The coronavirus pandemic has caused nearly 3 million deaths worldwide—many of them in medically underserved communities. This flood of preventable suffering deeply impacted the front-line clinicians, public health workers, and aid workers who witnessed it. Now they’re stepping forward to tell their stories.
This April, the 17th annual Yale Healthcare Conference invited an international panel of clinicians, epidemiologists, and aid workers to share experiences and lessons learned from the pandemic. Representing the U.S. clinician perspective was Dr. Maureen Bell, MD, a Vituity emergency physician, and an emergency department medical director at Howard University Hospital in Washington, D.C. She joined panelists from India, Kenya, Saudi Arabia, and the United Kingdom in a call for health equity—particularly in the area of COVID-19 vaccination.
Here are some of the critical insights Dr. Bell shared from her experiences treating COVID-19 patients in a largely Black community, plus her hopes for the future.
Q: Was there a particular moment at the start of the COVID-19 pandemic when you realized things were about to change?
Maureen Bell, MD, FACEP: At the start of the pandemic, we were screening patients based on travel to specific areas or close contact with someone who’d traveled. I realized things were about to change when we started seeing patients with typical chest X-ray findings of COVID-19 who had no travel history.
Q: In your region, what are the greatest challenges that you as a provider faced on a daily basis during the pandemic?
MB: At Howard, a lot of our patients come from underserved communities. We were seeing younger patients presenting to the emergency department. A lot of these patients had previously undiagnosed comorbidities, which unfortunately meant they were at increased risk.
One of the COVID patients I treated early in the pandemic was a woman in her 40s with uncontrolled diabetes. She died despite all the medical care we provided. Many of our patients are essential workers, or they’re living in multigenerational households, contributing to the further spread of COVID in these communities.
As colleagues and coworkers became patients, one of my greatest concerns has been keeping our personnel and community safe as we continue to fight this pandemic. At the beginning of the pandemic, our concern was personal protective equipment. But now, we need to focus on getting vaccinated so we can save lives.
Q: What are the lessons that COVID-19 should teach us about health equity? What do you think needs to change moving forward?
MB: COVID-19 shined the light on disparities in healthcare. And it’s important that the minority communities most significantly impacted not opt-out of getting vaccinated. As healthcare providers, we need to approach and engage with our communities and address their questions and concerns so they can confidently choose to get the COVID-19 vaccine. This keeps not only them safe but also the people with whom they interact.

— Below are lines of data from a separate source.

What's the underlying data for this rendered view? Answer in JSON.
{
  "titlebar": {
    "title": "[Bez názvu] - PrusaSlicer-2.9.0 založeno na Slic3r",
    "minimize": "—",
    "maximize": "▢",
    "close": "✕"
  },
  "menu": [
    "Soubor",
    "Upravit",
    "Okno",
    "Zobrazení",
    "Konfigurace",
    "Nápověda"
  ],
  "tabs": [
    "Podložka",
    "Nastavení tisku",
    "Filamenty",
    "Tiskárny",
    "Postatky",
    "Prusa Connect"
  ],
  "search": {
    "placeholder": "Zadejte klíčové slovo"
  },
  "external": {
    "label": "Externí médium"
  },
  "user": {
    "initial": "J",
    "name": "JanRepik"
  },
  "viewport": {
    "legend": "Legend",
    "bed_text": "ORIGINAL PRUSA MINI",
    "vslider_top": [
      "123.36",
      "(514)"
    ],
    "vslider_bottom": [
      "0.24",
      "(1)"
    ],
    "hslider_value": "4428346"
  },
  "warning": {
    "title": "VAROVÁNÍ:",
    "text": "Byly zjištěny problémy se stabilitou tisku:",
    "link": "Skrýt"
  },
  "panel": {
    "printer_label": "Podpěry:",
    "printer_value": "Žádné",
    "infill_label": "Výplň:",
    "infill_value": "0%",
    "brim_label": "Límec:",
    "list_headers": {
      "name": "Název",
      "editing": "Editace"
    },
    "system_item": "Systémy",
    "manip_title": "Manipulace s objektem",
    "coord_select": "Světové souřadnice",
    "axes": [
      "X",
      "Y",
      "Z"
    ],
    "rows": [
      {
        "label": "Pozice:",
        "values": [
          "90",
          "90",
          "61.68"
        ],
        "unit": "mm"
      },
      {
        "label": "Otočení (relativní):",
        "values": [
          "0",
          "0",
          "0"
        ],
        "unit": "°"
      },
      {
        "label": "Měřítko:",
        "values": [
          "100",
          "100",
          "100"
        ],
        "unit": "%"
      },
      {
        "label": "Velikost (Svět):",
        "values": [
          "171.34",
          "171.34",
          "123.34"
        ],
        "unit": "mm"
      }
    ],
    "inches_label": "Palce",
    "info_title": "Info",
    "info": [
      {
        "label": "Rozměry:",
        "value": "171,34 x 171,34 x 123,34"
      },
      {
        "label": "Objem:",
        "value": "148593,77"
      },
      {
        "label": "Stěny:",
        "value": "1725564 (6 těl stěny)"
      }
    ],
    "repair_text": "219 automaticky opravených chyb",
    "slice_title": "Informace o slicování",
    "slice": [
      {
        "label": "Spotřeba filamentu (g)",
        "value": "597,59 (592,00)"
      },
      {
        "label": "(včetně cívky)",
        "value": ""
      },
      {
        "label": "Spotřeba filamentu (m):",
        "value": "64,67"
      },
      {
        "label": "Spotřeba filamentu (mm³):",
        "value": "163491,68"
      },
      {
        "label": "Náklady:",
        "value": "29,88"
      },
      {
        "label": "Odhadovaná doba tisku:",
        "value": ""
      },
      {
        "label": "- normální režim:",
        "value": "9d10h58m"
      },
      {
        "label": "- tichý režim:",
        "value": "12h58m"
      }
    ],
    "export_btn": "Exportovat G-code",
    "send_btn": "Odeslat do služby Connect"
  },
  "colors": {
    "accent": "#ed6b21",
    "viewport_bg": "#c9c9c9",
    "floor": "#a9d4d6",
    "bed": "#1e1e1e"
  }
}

As a nation, we’re only as healthy as the most vulnerable among us. We all live in a community where we interact with people who have access to health equity and those who don’t. They’re the people who work in our grocery stores, who drive our buses, who clean our hospitals.
Going forward, we need equitable access to healthcare, including primary care appointments, cancer screening appointments, and access to specialty care. These are all things that will contribute to wellness and health within our communities.